*Your goal:*
Search the listing below for the string "Shortcut", then copy every line it appears in.

================

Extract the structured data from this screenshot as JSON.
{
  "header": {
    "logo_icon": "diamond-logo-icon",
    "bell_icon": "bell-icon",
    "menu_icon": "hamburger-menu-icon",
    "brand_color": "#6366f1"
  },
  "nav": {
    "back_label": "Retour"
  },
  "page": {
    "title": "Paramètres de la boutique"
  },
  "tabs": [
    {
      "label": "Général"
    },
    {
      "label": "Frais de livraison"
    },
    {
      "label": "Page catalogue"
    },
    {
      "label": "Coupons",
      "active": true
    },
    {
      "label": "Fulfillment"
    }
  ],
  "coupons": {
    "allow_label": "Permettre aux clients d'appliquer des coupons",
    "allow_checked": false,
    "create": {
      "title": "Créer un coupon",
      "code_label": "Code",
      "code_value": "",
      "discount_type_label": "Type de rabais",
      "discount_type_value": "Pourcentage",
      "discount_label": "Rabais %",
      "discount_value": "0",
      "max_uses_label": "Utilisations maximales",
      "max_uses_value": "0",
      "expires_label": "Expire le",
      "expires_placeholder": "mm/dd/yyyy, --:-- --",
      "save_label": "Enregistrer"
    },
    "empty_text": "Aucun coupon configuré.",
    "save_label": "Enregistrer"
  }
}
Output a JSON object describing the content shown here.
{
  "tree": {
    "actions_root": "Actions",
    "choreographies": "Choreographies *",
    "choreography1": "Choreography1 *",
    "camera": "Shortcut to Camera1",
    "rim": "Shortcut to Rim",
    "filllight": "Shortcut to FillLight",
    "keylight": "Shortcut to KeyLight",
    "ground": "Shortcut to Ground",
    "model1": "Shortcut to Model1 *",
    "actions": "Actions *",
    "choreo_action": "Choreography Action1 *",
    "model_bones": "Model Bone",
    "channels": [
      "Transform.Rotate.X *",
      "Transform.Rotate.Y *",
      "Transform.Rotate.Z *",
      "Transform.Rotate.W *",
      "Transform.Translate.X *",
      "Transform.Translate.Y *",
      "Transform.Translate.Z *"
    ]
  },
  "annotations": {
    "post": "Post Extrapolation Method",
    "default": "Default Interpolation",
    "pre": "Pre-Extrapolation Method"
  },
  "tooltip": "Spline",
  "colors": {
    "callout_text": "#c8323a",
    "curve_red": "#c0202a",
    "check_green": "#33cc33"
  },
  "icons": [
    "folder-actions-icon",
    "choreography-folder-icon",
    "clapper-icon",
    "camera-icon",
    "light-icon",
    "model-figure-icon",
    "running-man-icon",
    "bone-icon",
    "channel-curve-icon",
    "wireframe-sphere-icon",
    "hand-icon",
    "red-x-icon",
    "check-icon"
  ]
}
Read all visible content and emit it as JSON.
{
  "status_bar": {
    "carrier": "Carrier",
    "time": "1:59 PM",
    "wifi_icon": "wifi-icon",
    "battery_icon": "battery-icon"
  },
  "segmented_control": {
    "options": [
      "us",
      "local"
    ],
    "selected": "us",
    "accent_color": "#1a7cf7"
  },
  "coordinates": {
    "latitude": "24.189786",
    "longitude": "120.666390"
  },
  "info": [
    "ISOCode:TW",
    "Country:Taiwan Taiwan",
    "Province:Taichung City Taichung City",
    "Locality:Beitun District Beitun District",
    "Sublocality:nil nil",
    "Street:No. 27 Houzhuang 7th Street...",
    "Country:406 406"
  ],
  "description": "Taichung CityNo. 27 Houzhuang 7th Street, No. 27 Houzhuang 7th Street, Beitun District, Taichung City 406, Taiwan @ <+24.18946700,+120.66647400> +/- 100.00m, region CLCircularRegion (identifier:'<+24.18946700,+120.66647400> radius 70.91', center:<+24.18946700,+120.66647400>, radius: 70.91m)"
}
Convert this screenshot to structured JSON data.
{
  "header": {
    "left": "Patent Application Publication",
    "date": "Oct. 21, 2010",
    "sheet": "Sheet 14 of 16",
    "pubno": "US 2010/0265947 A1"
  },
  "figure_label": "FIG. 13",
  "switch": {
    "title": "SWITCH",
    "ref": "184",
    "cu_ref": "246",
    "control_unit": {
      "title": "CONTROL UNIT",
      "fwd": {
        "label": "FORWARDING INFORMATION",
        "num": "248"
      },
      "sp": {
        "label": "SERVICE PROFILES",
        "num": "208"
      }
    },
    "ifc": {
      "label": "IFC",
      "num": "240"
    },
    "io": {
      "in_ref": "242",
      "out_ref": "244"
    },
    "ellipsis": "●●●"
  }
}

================

*Solution to the problem:*
    "camera": "Shortcut to Camera1",
    "rim": "Shortcut to Rim",
    "filllight": "Shortcut to FillLight",
    "keylight": "Shortcut to KeyLight",
    "ground": "Shortcut to Ground",
    "model1": "Shortcut to Model1 *",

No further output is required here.